  21. ^ Jerde, Sara (March 10, 2016). "Report: Ben Carson Plans To Endorse Trump On Friday". Talking Points Memo.
  22. ^ "Trump offers Ben Carson HUD secretary job". New York Post. November 22, 2016.
  23. ^ "Senate roll call vote PN34". Retrieved 2018-07-28.
  24. ^ "Kanye West says Trump hat 'made me feel like Superman'". BBC. Retrieved November 27, 2018.
  25. ^ "Kanye West: I didn't vote but if I did, 'I would have voted for Trump'". USA TODAY. November 18, 2016. Retrieved November 27, 2018.
  26. ^ "Kanye West says 'I love Donald Trump', likes how Candace Owens 'challenges conventional black thought'". The Independent. Retrieved November 27, 2018.
  27. ^ Iasimone, Ashley (September 1, 2018). "Kanye West Reaffirms He Wants to Run for President: 'It 100 Percent Could Happen'". Retrieved November 27, 2018.
  28. ^ Nigerian Parties and Political Ideology
  29. ^ Nigerian Political Parties Lack Political Differences Channels TV
  30. ^ Healy, Geraldine. "Individualism and collectivism revisited: astudy of black and minority ethnic women". Industrial Relations Journal. 35.
  31. ^ Roosevelt Thomas, R (1990). "From Affirmative Action to Affirming Diversity" (PDF). Harvard Business Review. Archived from the original (PDF) on 2017-08-09. Retrieved 2016-12-22.
  32. ^ Lewis, Angela K. (2005-01-01). "Black Conservatism in America". Journal of African American Studies. 8 (4): 31. JSTOR 41819065.
  33. ^ Schneider, Gregory (2009). The Conservative Century: From Reaction to Revolution. Roman & Littlefield. pp. xii.
  34. ^ a b Bracey, Christopher Alan (2008). Saviors or Sellouts: The Promise and Peril of Black Conservatism, from Booker T. Washington to Condoleezza Rice.

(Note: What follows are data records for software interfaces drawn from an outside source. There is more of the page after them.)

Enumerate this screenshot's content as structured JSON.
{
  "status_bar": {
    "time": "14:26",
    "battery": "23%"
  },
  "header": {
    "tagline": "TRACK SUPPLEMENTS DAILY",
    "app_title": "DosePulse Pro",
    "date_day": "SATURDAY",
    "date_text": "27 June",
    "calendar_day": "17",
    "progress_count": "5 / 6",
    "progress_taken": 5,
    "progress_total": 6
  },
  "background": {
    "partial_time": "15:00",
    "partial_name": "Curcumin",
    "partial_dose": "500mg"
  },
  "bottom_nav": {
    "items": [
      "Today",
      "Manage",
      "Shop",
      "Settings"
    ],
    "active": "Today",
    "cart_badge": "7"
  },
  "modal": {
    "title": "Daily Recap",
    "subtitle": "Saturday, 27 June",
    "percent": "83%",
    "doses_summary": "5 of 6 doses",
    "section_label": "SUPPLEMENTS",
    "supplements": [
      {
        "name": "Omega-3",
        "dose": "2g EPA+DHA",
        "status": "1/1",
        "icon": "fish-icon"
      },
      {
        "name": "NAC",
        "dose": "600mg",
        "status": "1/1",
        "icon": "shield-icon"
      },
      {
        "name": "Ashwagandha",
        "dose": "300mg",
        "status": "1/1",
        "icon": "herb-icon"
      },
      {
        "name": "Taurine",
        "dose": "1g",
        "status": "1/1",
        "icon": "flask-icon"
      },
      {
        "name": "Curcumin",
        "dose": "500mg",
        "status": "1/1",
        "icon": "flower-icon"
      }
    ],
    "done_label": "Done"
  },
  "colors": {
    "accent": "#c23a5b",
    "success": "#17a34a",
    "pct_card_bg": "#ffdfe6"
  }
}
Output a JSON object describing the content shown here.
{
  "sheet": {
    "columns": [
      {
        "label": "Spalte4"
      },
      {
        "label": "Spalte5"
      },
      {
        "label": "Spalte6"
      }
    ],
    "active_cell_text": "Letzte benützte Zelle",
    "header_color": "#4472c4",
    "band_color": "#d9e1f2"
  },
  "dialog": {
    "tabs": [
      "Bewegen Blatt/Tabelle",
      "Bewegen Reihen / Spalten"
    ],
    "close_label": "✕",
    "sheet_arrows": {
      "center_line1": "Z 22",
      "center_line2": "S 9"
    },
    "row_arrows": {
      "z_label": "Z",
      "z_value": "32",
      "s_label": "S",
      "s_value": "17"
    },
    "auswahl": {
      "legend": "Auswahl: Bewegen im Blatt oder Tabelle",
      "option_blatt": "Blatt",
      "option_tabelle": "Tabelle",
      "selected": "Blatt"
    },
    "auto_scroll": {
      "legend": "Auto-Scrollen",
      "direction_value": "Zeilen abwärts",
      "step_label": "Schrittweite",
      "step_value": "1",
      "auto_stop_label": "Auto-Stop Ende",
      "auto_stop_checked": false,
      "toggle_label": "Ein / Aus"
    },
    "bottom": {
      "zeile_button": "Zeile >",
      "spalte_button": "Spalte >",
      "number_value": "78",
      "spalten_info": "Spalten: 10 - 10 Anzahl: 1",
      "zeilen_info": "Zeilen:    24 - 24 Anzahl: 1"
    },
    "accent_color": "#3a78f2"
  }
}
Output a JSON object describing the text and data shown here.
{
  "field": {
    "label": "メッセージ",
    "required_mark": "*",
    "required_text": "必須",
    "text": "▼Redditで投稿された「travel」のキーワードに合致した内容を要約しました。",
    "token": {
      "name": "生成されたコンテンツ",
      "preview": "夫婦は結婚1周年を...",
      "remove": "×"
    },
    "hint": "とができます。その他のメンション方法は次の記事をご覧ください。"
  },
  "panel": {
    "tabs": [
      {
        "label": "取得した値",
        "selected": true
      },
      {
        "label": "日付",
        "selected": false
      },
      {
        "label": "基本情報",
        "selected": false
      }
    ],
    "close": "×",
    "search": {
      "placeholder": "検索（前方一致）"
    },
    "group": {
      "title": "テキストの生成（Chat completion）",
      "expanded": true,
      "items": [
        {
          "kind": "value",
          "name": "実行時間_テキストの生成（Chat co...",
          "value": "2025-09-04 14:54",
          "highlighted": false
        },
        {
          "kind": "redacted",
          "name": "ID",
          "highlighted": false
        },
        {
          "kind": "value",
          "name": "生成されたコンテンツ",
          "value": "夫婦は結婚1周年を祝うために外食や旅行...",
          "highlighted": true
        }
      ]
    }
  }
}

Beacon Press. pp. 1–223. ISBN 9780807083758.
  35. ^ Black Americans are more likely than overall public to be Christian, Protestant Pew Research Center
  36. ^ Changing Attitudes on Gay Marriage
  37. ^ Public Opinion on Abortion
  38. ^ "What Do Liberals Say to a Black Conservative?". CNS News. 2014-02-09. Retrieved 2016-12-07.
  39. ^ ""Lionel McPherson, "The Loudest Silence Ever Heard": Black Conservatives in the Media". Retrieved 2016-12-07.
  40. ^ Thornton, J (July 15, 1991). "Black Conservatism" – via U.S. News and World Report.
  41. ^ Reporter, Jason Cherkis; Editor, The Huffington Post Sam Stein Senior Politics; Post, The Huffington (2016-02-17). "How A Rising Black Republican Was Confronted By Racism On The Trail". The Huffington Post. Retrieved 2016-12-07.

External links[edit]


Black libertarian blogs[edit]